Varieties of bachelor's button

Bachelor's button are native to Europe, but have easily adapted and naturalized throughout the continental United States. Unfortunately, agricultural development and the use of herbicides have endangered the plant in many parts of Europe where it used to grow abundantly, but conservation charity Plantlife emphasizes that there have been some efforts to revive the species. According to Home Stratosphere, the plants vary in height but all stand somewhere between 6 inches to 3 feet tall. Some of the most popular varieties of bachelor button include:

  • Blue Boy Bachelor's Buttton (C. cyanus) is named and celebrated for its vivid blue, a color not commonly found in nature.
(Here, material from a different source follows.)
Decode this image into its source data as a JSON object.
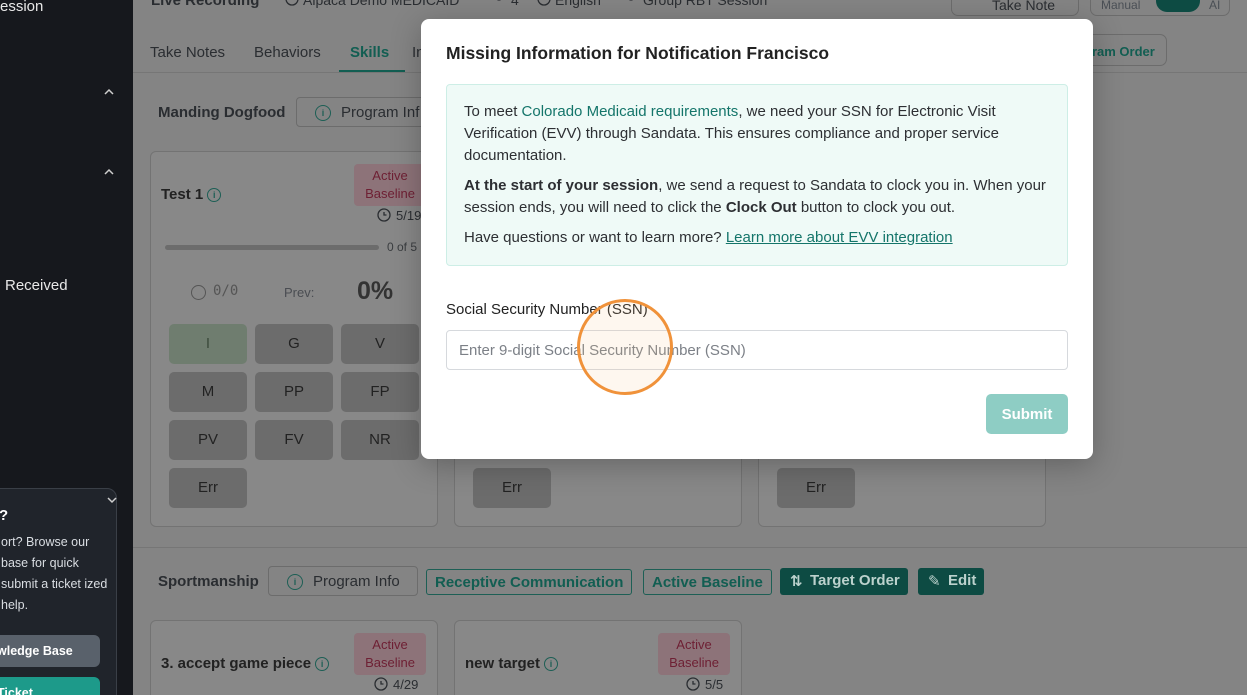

This variant is the best representation of the flower as it is commonly known or appears in pop culture.
  • Dwarf Blue Bachelor's Buttton (C. cyanus) is a dwarf variety as its name suggests, growing only 6 to 12 inches tall and blooming from June to September.
  • Black Ball Bachelor's Buttton (C. cyanus) is considered a rare variety, coveted for its stunning, deep burgundy color that contrasts beautifully against the blue-green foliage. 
  • White Ball Bachelor's Buttton (C. cyanus) produces large, white, double flowers that look like whimsical pom-poms, cheerfully reaching 24 inches tall.       

Is bachelor's button toxic?
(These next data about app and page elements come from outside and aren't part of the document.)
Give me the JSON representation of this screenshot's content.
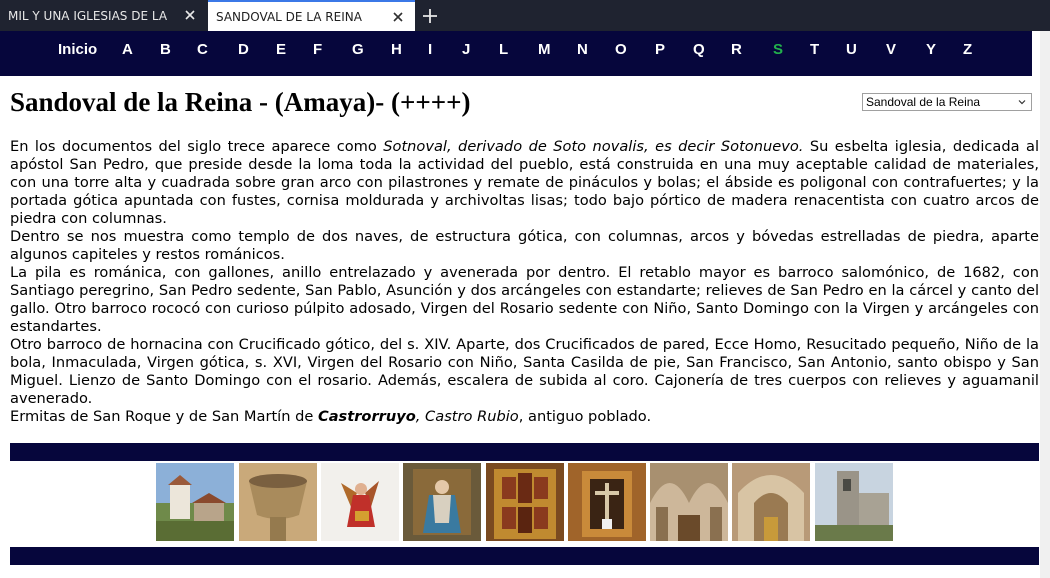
{
  "browser": {
    "tabs": [
      {
        "title": "MIL Y UNA IGLESIAS DE LA DIÓCESIS",
        "active": false
      },
      {
        "title": "SANDOVAL DE LA REINA",
        "active": true
      }
    ],
    "new_tab_icon": "plus-icon",
    "close_icon": "close-icon"
  },
  "nav": {
    "home": "Inicio",
    "letters": [
      "A",
      "B",
      "C",
      "D",
      "E",
      "F",
      "G",
      "H",
      "I",
      "J",
      "L",
      "M",
      "N",
      "O",
      "P",
      "Q",
      "R",
      "S",
      "T",
      "U",
      "V",
      "Y",
      "Z"
    ],
    "active_letter": "S",
    "active_color": "#22b14c",
    "bar_color": "#06063c"
  },
  "page": {
    "title": "Sandoval de la Reina - (Amaya)- (++++)",
    "select_value": "Sandoval de la Reina"
  },
  "content": {
    "p1_a": "En los documentos del siglo trece aparece como ",
    "p1_em": "Sotnoval, derivado de Soto novalis, es decir Sotonuevo.",
    "p1_b": " Su esbelta iglesia, dedicada al apóstol San Pedro, que preside desde la loma toda la actividad del pueblo, está construida en una muy aceptable calidad de materiales, con una torre alta y cuadrada sobre gran arco con pilastrones y remate de pináculos y bolas; el ábside es poligonal con contrafuertes; y la portada gótica apuntada con fustes, cornisa moldurada y archivoltas lisas; todo bajo pórtico de madera renacentista con cuatro arcos de piedra con columnas.",
    "p2": "Dentro se nos muestra como templo de dos naves, de estructura gótica, con columnas, arcos y bóvedas estrelladas de piedra, aparte algunos capiteles y restos románicos.",
    "p3": "La pila es románica, con gallones, anillo entrelazado y avenerada por dentro. El retablo mayor es barroco salomónico, de 1682, con Santiago peregrino, San Pedro sedente, San Pablo, Asunción y dos arcángeles con estandarte; relieves de San Pedro en la cárcel y canto del gallo. Otro barroco rococó con curioso púlpito adosado, Virgen del Rosario sedente con Niño, Santo Domingo con la Virgen y arcángeles con estandartes.",
    "p4": "Otro barroco de hornacina con Crucificado gótico, del s. XIV. Aparte, dos Crucificados de pared, Ecce Homo, Resucitado pequeño, Niño de la bola, Inmaculada, Virgen gótica, s. XVI, Virgen del Rosario con Niño, Santa Casilda de pie, San Francisco, San Antonio, santo obispo y San Miguel. Lienzo de Santo Domingo con el rosario. Además, escalera de subida al coro. Cajonería de tres cuerpos con relieves y aguamanil avenerado.",
    "p5_a": "Ermitas de San Roque y de San Martín de ",
    "p5_strong": "Castrorruyo",
    "p5_em": ", Castro Rubio",
    "p5_b": ", antiguo poblado."
  },
  "gallery": {
    "photos": [
      {
        "subject": "village-church-exterior"
      },
      {
        "subject": "romanesque-baptismal-font"
      },
      {
        "subject": "archangel-statue"
      },
      {
        "subject": "virgin-statue"
      },
      {
        "subject": "baroque-main-altarpiece"
      },
      {
        "subject": "crucifix-niche"
      },
      {
        "subject": "church-interior-vaults"
      },
      {
        "subject": "nave-interior"
      },
      {
        "subject": "tower-exterior"
      }
    ]
  }
}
Good news! Bachelor's button are non-toxic and safe for everyone to enjoy both the beauty and utility they can offer. The ASPCA confirms that they are non-toxic to the two most common house pets in the U.S., dogs and cats. They are also non-toxic to humans, and are even recommended as a plant one can use to teach beginning gardening skills to children. Beyond gardening, bachelor's button have a range of uses that may surprise you. For example, their fresh or dried petals can be used to create a natural pigment to dye clothing or yarn. 
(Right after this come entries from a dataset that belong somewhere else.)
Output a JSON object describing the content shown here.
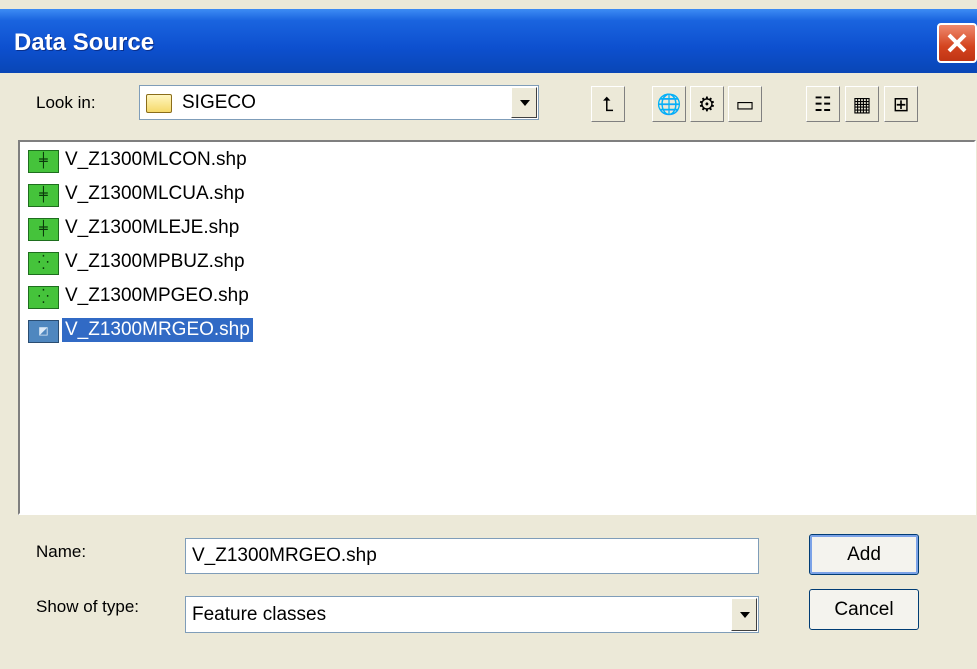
{
  "window": {
    "title": "Data Source"
  },
  "look_in": {
    "label": "Look in:",
    "value": "SIGECO"
  },
  "toolbar": [
    {
      "name": "up-one-level-button",
      "icon": "up-folder-icon",
      "glyph": "⮤"
    },
    {
      "name": "connect-folder-button",
      "icon": "connect-folder-icon",
      "glyph": "🌐"
    },
    {
      "name": "disconnect-folder-button",
      "icon": "disconnect-folder-icon",
      "glyph": "⚙"
    },
    {
      "name": "new-folder-button",
      "icon": "new-folder-icon",
      "glyph": "▭"
    },
    {
      "name": "list-view-button",
      "icon": "list-view-icon",
      "glyph": "☷"
    },
    {
      "name": "details-view-button",
      "icon": "details-view-icon",
      "glyph": "▦"
    },
    {
      "name": "thumbnails-view-button",
      "icon": "thumbnails-view-icon",
      "glyph": "⊞"
    }
  ],
  "files": [
    {
      "name": "V_Z1300MLCON.shp",
      "icon": "line-feature-icon",
      "glyph": "╪",
      "type": "line",
      "selected": false
    },
    {
      "name": "V_Z1300MLCUA.shp",
      "icon": "line-feature-icon",
      "glyph": "╪",
      "type": "line",
      "selected": false
    },
    {
      "name": "V_Z1300MLEJE.shp",
      "icon": "line-feature-icon",
      "glyph": "╪",
      "type": "line",
      "selected": false
    },
    {
      "name": "V_Z1300MPBUZ.shp",
      "icon": "point-feature-icon",
      "glyph": "⁛",
      "type": "point",
      "selected": false
    },
    {
      "name": "V_Z1300MPGEO.shp",
      "icon": "point-feature-icon",
      "glyph": "⁛",
      "type": "point",
      "selected": false
    },
    {
      "name": "V_Z1300MRGEO.shp",
      "icon": "raster-feature-icon",
      "glyph": "◩",
      "type": "raster",
      "selected": true
    }
  ],
  "name_field": {
    "label": "Name:",
    "value": "V_Z1300MRGEO.shp"
  },
  "type_field": {
    "label": "Show of type:",
    "value": "Feature classes"
  },
  "buttons": {
    "add": "Add",
    "cancel": "Cancel"
  },
  "colors": {
    "titlebar": "#0d50cf",
    "selection": "#316ac5",
    "dialog_bg": "#ece9d8"
  }
}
In fact, bachelor's button are even edible, used for a variety of culinary and medicinal purposes. According to Specialty Produce, cornflowers have a sweetly subdued flavor with notes of black pepper, cucumber, and clove. The subtlety of their flavor gives culinary versatility, and the flowers can be incorporated into a variety of dishes. In addition, the vibrant hue can add exciting color that will elevate your cooking, as blue is less commonly found in nature and in food. Nutritionally, the petals contain vitamin C, calcium, and folic acid, all important in maintaining good health. C. cyanus is also believed to have medicinal benefits. It is most commonly used to make tea, in order to combat issues such as inflammation. 

How to repot bachelor's button

Though they can appear wild and unruly when growing in their natural habitat, bachelor's button can be tamed within a planter to create a unique visual effect. Despite their hardy nature, transplanting or repotting is a time when your plant is vulnerable. It's important to know the proper methods to ensure your bachelor's button will not suffer damage during transition. To pot or repot your bachelor's button plant, you'll need a trowel, a container with holes for adequate drainage, and well-draining container soil. Garden soil, by contrast, will retain too much water and increase the chance you'll accidentally drown your plant, or leave it susceptible to root rot or fungal disease.

According to Gardening Know How, the best way to ensure your container plant stays healthy is to make sure it receives plenty of sunlight. This also has the added benefit of encouraging your plant to produce more flowers for you to enjoy. Generally, container plants require a bit more maintenance than those growing in your garden. Because there is less soil surrounding the plant, you'll need to water more frequently, in smaller amounts. In addition, you may need to fertilize your plant with an appropriate mixture about once a month. It is also a good idea to deadhead the plant regularly to continuously encourage new blooms, and keep the plant looking tidy.